**Work to be completed**
Reproduce all the data, character for character.

**Exercise inputs**
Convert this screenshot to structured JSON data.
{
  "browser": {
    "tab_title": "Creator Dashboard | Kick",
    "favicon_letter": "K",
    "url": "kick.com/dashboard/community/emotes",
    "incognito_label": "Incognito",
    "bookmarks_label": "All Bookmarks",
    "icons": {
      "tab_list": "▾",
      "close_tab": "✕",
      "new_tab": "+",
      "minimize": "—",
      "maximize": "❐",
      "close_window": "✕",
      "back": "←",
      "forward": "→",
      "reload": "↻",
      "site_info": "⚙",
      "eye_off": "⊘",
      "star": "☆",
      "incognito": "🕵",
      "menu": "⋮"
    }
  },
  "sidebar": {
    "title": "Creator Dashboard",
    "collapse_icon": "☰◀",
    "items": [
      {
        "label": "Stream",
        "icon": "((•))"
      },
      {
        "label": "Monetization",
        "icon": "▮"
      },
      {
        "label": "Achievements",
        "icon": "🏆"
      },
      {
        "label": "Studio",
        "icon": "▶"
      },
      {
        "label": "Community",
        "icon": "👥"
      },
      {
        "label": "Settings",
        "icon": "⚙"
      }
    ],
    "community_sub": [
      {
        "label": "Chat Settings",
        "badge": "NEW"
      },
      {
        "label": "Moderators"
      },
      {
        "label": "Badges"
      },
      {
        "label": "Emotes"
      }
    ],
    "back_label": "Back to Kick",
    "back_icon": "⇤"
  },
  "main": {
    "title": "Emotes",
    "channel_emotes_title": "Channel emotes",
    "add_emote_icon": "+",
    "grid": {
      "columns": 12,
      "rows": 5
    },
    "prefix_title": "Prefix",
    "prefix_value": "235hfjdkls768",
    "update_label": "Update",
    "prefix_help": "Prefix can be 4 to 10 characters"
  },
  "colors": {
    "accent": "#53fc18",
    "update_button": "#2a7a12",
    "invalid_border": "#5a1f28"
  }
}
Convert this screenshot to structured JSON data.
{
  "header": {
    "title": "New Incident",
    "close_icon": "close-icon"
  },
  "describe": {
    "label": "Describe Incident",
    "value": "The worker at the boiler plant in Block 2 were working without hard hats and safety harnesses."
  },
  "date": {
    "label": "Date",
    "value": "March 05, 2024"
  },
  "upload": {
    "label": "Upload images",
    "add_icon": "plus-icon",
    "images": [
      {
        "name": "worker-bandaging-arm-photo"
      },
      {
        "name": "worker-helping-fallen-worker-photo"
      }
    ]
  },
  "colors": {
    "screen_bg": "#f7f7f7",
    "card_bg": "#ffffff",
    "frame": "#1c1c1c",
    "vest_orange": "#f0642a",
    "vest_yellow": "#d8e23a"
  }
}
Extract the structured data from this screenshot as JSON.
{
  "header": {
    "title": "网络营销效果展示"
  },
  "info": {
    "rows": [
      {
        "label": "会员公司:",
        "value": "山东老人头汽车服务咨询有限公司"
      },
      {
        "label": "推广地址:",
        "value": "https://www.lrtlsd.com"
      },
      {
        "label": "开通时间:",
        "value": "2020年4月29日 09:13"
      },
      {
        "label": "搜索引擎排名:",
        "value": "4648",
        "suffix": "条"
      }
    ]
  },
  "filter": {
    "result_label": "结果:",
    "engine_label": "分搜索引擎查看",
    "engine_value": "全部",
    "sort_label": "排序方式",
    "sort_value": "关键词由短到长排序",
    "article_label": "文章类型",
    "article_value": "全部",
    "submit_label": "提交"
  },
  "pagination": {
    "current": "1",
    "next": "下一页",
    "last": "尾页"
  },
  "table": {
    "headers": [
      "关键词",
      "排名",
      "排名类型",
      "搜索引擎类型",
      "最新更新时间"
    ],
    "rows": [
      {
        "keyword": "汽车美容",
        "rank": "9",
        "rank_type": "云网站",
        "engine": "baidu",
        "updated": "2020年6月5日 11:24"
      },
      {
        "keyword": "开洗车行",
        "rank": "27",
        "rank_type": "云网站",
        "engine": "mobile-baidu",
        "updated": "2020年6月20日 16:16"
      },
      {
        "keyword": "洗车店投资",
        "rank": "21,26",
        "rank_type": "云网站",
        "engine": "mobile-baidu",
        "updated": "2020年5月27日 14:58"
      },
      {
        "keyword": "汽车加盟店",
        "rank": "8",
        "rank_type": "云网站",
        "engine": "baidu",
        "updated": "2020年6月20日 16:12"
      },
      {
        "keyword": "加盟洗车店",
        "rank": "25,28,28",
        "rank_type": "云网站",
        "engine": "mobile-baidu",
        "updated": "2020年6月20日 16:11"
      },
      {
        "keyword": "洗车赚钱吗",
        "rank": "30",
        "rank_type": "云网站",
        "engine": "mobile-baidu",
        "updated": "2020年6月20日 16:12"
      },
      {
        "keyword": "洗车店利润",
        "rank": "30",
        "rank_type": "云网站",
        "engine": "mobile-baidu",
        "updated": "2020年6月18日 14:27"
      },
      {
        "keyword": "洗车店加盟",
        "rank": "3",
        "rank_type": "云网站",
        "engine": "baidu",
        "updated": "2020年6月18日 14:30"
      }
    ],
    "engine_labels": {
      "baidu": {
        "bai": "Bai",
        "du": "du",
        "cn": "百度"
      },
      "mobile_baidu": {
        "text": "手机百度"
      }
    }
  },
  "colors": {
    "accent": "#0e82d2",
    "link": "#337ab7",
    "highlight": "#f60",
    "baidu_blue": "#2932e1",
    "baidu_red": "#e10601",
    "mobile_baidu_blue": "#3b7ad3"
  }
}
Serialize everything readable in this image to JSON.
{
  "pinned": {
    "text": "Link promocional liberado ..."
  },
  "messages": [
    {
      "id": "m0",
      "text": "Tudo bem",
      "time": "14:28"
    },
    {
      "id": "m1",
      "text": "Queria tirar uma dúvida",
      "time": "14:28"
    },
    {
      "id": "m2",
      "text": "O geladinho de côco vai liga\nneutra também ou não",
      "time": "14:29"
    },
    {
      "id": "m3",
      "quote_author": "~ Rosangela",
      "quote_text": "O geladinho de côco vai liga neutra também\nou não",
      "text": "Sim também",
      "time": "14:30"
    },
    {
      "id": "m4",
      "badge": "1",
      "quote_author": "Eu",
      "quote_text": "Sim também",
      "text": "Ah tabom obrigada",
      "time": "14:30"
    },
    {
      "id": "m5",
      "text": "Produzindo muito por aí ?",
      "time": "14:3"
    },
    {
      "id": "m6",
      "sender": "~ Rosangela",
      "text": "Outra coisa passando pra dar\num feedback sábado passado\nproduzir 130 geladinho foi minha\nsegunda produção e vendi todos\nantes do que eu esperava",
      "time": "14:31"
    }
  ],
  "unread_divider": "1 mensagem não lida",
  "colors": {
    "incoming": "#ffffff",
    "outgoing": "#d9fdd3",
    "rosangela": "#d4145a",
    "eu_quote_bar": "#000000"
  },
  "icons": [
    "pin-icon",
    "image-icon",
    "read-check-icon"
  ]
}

**Response**
Convert this screenshot to structured JSON data.
{
  "browser": {
    "tab_title": "Creator Dashboard | Kick",
    "favicon_letter": "K",
    "url": "kick.com/dashboard/community/emotes",
    "incognito_label": "Incognito",
    "bookmarks_label": "All Bookmarks",
    "icons": {
      "tab_list": "▾",
      "close_tab": "✕",
      "new_tab": "+",
      "minimize": "—",
      "maximize": "❐",
      "close_window": "✕",
      "back": "←",
      "forward": "→",
      "reload": "↻",
      "site_info": "⚙",
      "eye_off": "⊘",
      "star": "☆",
      "incognito": "🕵",
      "menu": "⋮"
    }
  },
  "sidebar": {
    "title": "Creator Dashboard",
    "collapse_icon": "☰◀",
    "items": [
      {
        "label": "Stream",
        "icon": "((•))"
      },
      {
        "label": "Monetization",
        "icon": "▮"
      },
      {
        "label": "Achievements",
        "icon": "🏆"
      },
      {
        "label": "Studio",
        "icon": "▶"
      },
      {
        "label": "Community",
        "icon": "👥"
      },
      {
        "label": "Settings",
        "icon": "⚙"
      }
    ],
    "community_sub": [
      {
        "label": "Chat Settings",
        "badge": "NEW"
      },
      {
        "label": "Moderators"
      },
      {
        "label": "Badges"
      },
      {
        "label": "Emotes"
      }
    ],
    "back_label": "Back to Kick",
    "back_icon": "⇤"
  },
  "main": {
    "title": "Emotes",
    "channel_emotes_title": "Channel emotes",
    "add_emote_icon": "+",
    "grid": {
      "columns": 12,
      "rows": 5
    },
    "prefix_title": "Prefix",
    "prefix_value": "235hfjdkls768",
    "update_label": "Update",
    "prefix_help": "Prefix can be 4 to 10 characters"
  },
  "colors": {
    "accent": "#53fc18",
    "update_button": "#2a7a12",
    "invalid_border": "#5a1f28"
  }
}
Convert this screenshot to structured JSON data.
{
  "header": {
    "title": "New Incident",
    "close_icon": "close-icon"
  },
  "describe": {
    "label": "Describe Incident",
    "value": "The worker at the boiler plant in Block 2 were working without hard hats and safety harnesses."
  },
  "date": {
    "label": "Date",
    "value": "March 05, 2024"
  },
  "upload": {
    "label": "Upload images",
    "add_icon": "plus-icon",
    "images": [
      {
        "name": "worker-bandaging-arm-photo"
      },
      {
        "name": "worker-helping-fallen-worker-photo"
      }
    ]
  },
  "colors": {
    "screen_bg": "#f7f7f7",
    "card_bg": "#ffffff",
    "frame": "#1c1c1c",
    "vest_orange": "#f0642a",
    "vest_yellow": "#d8e23a"
  }
}
Extract the structured data from this screenshot as JSON.
{
  "header": {
    "title": "网络营销效果展示"
  },
  "info": {
    "rows": [
      {
        "label": "会员公司:",
        "value": "山东老人头汽车服务咨询有限公司"
      },
      {
        "label": "推广地址:",
        "value": "https://www.lrtlsd.com"
      },
      {
        "label": "开通时间:",
        "value": "2020年4月29日 09:13"
      },
      {
        "label": "搜索引擎排名:",
        "value": "4648",
        "suffix": "条"
      }
    ]
  },
  "filter": {
    "result_label": "结果:",
    "engine_label": "分搜索引擎查看",
    "engine_value": "全部",
    "sort_label": "排序方式",
    "sort_value": "关键词由短到长排序",
    "article_label": "文章类型",
    "article_value": "全部",
    "submit_label": "提交"
  },
  "pagination": {
    "current": "1",
    "next": "下一页",
    "last": "尾页"
  },
  "table": {
    "headers": [
      "关键词",
      "排名",
      "排名类型",
      "搜索引擎类型",
      "最新更新时间"
    ],
    "rows": [
      {
        "keyword": "汽车美容",
        "rank": "9",
        "rank_type": "云网站",
        "engine": "baidu",
        "updated": "2020年6月5日 11:24"
      },
      {
        "keyword": "开洗车行",
        "rank": "27",
        "rank_type": "云网站",
        "engine": "mobile-baidu",
        "updated": "2020年6月20日 16:16"
      },
      {
        "keyword": "洗车店投资",
        "rank": "21,26",
        "rank_type": "云网站",
        "engine": "mobile-baidu",
        "updated": "2020年5月27日 14:58"
      },
      {
        "keyword": "汽车加盟店",
        "rank": "8",
        "rank_type": "云网站",
        "engine": "baidu",
        "updated": "2020年6月20日 16:12"
      },
      {
        "keyword": "加盟洗车店",
        "rank": "25,28,28",
        "rank_type": "云网站",
        "engine": "mobile-baidu",
        "updated": "2020年6月20日 16:11"
      },
      {
        "keyword": "洗车赚钱吗",
        "rank": "30",
        "rank_type": "云网站",
        "engine": "mobile-baidu",
        "updated": "2020年6月20日 16:12"
      },
      {
        "keyword": "洗车店利润",
        "rank": "30",
        "rank_type": "云网站",
        "engine": "mobile-baidu",
        "updated": "2020年6月18日 14:27"
      },
      {
        "keyword": "洗车店加盟",
        "rank": "3",
        "rank_type": "云网站",
        "engine": "baidu",
        "updated": "2020年6月18日 14:30"
      }
    ],
    "engine_labels": {
      "baidu": {
        "bai": "Bai",
        "du": "du",
        "cn": "百度"
      },
      "mobile_baidu": {
        "text": "手机百度"
      }
    }
  },
  "colors": {
    "accent": "#0e82d2",
    "link": "#337ab7",
    "highlight": "#f60",
    "baidu_blue": "#2932e1",
    "baidu_red": "#e10601",
    "mobile_baidu_blue": "#3b7ad3"
  }
}
Serialize everything readable in this image to JSON.
{
  "pinned": {
    "text": "Link promocional liberado ..."
  },
  "messages": [
    {
      "id": "m0",
      "text": "Tudo bem",
      "time": "14:28"
    },
    {
      "id": "m1",
      "text": "Queria tirar uma dúvida",
      "time": "14:28"
    },
    {
      "id": "m2",
      "text": "O geladinho de côco vai liga\nneutra também ou não",
      "time": "14:29"
    },
    {
      "id": "m3",
      "quote_author": "~ Rosangela",
      "quote_text": "O geladinho de côco vai liga neutra também\nou não",
      "text": "Sim também",
      "time": "14:30"
    },
    {
      "id": "m4",
      "badge": "1",
      "quote_author": "Eu",
      "quote_text": "Sim também",
      "text": "Ah tabom obrigada",
      "time": "14:30"
    },
    {
      "id": "m5",
      "text": "Produzindo muito por aí ?",
      "time": "14:3"
    },
    {
      "id": "m6",
      "sender": "~ Rosangela",
      "text": "Outra coisa passando pra dar\num feedback sábado passado\nproduzir 130 geladinho foi minha\nsegunda produção e vendi todos\nantes do que eu esperava",
      "time": "14:31"
    }
  ],
  "unread_divider": "1 mensagem não lida",
  "colors": {
    "incoming": "#ffffff",
    "outgoing": "#d9fdd3",
    "rosangela": "#d4145a",
    "eu_quote_bar": "#000000"
  },
  "icons": [
    "pin-icon",
    "image-icon",
    "read-check-icon"
  ]
}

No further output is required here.